# PROBLEM DESCRIPTION
Scan the records for the word "Олена". Report each line where it occurs.

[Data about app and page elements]

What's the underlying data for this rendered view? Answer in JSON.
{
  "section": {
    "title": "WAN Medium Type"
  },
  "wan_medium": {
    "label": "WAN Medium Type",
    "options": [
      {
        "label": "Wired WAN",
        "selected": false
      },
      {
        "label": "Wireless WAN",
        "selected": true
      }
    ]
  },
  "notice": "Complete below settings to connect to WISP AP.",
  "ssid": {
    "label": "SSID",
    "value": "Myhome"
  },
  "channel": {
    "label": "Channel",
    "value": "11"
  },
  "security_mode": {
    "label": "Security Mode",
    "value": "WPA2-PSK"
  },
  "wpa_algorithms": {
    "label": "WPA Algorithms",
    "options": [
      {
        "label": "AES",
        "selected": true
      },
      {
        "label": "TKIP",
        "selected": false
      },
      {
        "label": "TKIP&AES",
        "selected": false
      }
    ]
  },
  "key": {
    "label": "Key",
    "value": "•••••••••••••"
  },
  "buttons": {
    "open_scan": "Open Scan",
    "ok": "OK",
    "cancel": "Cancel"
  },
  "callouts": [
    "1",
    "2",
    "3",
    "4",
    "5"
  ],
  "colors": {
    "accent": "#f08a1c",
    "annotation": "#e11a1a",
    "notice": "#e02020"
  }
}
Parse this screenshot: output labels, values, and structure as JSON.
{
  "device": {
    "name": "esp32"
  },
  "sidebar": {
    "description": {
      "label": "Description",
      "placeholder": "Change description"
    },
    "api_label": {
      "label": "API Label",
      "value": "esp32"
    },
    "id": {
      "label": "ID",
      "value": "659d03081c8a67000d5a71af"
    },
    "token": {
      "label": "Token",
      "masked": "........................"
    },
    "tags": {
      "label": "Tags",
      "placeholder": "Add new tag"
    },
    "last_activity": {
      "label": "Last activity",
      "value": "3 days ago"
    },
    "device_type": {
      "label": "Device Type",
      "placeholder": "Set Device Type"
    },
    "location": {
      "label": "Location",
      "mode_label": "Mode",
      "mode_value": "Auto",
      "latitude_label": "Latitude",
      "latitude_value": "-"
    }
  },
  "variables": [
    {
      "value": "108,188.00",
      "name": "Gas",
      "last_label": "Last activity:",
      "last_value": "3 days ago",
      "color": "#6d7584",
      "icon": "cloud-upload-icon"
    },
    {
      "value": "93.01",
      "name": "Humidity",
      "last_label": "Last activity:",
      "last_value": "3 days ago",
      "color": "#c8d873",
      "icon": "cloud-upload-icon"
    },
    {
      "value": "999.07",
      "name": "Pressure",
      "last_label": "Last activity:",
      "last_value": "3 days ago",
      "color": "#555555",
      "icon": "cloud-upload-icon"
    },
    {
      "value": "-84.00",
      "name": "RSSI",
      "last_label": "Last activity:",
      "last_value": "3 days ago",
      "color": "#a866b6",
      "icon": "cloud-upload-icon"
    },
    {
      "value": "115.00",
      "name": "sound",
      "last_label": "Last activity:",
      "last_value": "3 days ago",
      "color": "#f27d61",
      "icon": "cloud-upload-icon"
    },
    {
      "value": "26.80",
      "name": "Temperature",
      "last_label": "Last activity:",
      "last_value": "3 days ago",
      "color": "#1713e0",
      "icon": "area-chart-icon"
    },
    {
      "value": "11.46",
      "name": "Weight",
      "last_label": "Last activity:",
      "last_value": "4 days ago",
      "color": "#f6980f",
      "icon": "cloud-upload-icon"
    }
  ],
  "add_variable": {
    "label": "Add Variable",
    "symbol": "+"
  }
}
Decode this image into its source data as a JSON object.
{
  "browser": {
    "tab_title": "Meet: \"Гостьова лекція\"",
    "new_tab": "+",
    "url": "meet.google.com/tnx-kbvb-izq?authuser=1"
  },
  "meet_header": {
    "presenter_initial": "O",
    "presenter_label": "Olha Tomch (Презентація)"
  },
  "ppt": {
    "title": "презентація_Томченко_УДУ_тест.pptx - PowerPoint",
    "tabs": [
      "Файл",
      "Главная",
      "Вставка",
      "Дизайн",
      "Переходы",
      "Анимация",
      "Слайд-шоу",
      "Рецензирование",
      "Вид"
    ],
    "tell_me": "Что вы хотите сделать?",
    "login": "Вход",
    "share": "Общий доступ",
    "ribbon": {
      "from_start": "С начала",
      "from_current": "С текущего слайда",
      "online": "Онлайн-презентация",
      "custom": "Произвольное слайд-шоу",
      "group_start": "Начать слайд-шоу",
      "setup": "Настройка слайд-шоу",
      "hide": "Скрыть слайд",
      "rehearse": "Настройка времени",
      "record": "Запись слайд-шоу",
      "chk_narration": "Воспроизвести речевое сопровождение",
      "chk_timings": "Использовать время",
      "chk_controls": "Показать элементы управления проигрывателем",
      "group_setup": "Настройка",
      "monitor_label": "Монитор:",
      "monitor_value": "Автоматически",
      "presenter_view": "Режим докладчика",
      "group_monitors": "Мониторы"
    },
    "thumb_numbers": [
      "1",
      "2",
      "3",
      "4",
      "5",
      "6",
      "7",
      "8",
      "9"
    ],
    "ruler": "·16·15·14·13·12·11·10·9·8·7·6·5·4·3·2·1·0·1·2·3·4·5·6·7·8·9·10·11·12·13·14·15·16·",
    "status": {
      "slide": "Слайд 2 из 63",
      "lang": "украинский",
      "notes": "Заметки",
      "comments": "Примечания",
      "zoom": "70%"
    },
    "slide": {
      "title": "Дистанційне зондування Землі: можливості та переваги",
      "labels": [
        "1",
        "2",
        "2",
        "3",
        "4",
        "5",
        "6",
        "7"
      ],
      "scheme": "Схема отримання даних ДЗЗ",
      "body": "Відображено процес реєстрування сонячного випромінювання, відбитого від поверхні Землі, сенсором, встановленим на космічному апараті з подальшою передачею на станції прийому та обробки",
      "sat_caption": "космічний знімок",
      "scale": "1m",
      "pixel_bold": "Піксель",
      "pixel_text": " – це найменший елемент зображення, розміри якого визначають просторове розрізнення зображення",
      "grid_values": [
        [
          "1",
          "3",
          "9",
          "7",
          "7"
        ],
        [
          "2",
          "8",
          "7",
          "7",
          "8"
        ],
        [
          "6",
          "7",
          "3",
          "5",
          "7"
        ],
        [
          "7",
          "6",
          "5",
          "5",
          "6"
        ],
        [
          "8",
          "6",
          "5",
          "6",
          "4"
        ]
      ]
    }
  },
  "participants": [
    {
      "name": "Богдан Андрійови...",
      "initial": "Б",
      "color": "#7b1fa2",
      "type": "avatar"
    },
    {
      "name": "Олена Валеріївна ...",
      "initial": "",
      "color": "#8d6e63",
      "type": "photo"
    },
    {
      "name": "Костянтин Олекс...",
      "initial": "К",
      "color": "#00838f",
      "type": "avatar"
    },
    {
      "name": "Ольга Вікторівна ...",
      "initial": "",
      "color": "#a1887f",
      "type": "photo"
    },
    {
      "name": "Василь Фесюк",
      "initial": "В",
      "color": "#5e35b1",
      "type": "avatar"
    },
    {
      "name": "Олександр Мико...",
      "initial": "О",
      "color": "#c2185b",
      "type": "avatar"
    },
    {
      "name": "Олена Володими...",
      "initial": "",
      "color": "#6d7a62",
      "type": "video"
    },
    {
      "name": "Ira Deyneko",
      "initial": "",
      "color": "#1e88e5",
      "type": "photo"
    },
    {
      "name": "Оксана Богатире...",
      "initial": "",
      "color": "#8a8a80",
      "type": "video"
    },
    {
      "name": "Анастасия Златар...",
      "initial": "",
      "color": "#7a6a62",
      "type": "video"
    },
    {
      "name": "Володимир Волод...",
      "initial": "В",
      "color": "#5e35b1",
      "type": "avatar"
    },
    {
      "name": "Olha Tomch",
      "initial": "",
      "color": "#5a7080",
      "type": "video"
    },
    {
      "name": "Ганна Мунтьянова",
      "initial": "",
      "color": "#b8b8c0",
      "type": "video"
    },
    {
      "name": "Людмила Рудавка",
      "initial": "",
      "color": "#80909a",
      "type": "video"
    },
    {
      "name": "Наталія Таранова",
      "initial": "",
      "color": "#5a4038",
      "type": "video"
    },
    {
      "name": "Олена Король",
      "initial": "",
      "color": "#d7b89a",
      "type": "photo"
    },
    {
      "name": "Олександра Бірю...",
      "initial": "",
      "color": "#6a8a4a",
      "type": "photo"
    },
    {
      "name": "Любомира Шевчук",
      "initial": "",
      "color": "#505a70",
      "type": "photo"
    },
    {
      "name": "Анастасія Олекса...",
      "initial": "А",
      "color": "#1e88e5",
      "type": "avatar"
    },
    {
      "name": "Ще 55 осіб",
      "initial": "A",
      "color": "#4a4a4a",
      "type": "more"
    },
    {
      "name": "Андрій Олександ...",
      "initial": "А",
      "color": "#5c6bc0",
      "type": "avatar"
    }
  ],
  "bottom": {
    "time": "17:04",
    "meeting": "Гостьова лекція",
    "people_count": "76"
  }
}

# EXERCISE SOLUTION
      "name": "Олена Валеріївна ...",
      "name": "Олена Володими...",
      "name": "Олена Король",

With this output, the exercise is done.